Terror analysts say there is growing pressure on Australia to ban extremist far-right organisations as other nations take decisive action on the issue.
Labor's home affairs spokeswoman Kristina Keneally this week called on the Morrison government to send a signal that extremist views won’t be tolerated by officially listing and banning right-wing organisations.
The United Kingdom, the United States and Canada have all moved to ban extremist right-wing groups in their jurisdictions.
Deakin University counter-terrorism expert Professor Greg Barton said Western democracies around the world are increasingly being forced to consider taking stronger against the extreme far-right.
“There certainly is increasing pressure from Western democracies to ban right-wing extremist groups both in the political realm and the social media realm,” he told SBS News.
“(But) this is the very challenging area, we don’t have such clear egregious examples that we can easily move – often I think in practice this will apply to individuals not organisations.”

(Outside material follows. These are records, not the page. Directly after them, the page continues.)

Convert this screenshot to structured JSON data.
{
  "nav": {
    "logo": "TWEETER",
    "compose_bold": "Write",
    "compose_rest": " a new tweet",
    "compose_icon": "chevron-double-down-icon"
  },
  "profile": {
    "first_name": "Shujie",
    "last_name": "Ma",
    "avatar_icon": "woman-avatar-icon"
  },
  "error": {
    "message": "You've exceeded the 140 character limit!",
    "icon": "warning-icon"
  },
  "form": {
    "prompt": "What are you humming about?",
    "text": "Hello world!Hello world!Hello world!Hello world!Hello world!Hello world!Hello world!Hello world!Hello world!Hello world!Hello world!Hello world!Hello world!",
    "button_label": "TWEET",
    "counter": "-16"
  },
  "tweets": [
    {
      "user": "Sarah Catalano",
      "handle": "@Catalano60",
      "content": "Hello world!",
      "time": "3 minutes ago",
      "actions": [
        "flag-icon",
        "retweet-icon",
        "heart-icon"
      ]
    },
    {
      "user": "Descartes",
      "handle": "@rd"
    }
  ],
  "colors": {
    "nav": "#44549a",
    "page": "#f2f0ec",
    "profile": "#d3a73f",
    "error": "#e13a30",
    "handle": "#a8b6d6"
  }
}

Currently, there are no such groups on Australia’s banned terrorist organisation list.
There are currently 26 groups on the Australian list - 25 of those are Islamist organisations and the other is the Kurdistan Worker's Party.
ASIO has warned that right-wing extremism poses an increasing threat in Australia as groups become more organised.
Counter-terrorism expert Leanne Close from the Australian Strategic Policy Institute told SBS News there were at least a dozen right-wing groups emerging in Australia.
She said they can be defined by a nationalistic and anti-Islamic approach, a focus on cultural superiority and behaviour that trends towards violence.
“I know ASIO will always be keeping an eye on whether these groups are moving to a call to action,” she said.
“(But) the situation in Australia at the moment is... not as dire as places like the US and the experience that possibly the UK is having in relation to right-wing extremism.”
Earlier this week, the British home secretary Priti Patel moved to outlaw the far-right terror group Feuerkrieg Division, which has advocated the use of violence and mass murder as part of an apocalyptic race war.
In February, the United Kingdom also formally banned extremist right group the Sonnenkrieg Division and recognised the System Resistance Network as an alias of National Action – another right-wing group on the list.
In April this year the United States designated the Russian Imperial Movement, a white supremacist group, as global terrorists.
Canada has itself listed right wing extremist groups Blood and Honour and Combat 18 as terrorist groups.
Senator Keneally said the time has come for Australia to take stronger action against those that posed a right wing-extremist threat.
"The proscription of a right-wing organisation - international or domestic - would send a powerful message that these extremist views will not be tolerated,"" she wrote in an article for ASPI's The Strategist.
The coronavirus pandemic has also fuelled the spread of extremist messages.
Counter-terrorism analyst Professor Clive Williams has warned against specific bans on targeted groups.
“I don’t think it is a good idea to ban right wing groups because once you ban them it drives them underground and makes them much more cautious about their communication,” he told SBS News.
“The threat really from right-wing groups can be monitored fairly well because at the moment they are not particularly security conscience and they are relatively easy to infiltrate.“
Under Australia's national security laws, before an organisation is listed, the home affairs minister must be satisfied on reasonable grounds that it "is directly or indirectly engaged in preparing, planning, assisting or fostering the doing of a terrorist act, or advocates the doing of a terrorist act".
Mr Barton said the splintered nature of right-wing extremist groups means authorities in Australia remained more likely target the behaviour of individuals rather than implement targeted bans.
“Most of this is not going to be about banning a group … it’s going to be working out the individual behavioural level and communications,” he said.
“There does seem to be an awareness we are going to have to do something.”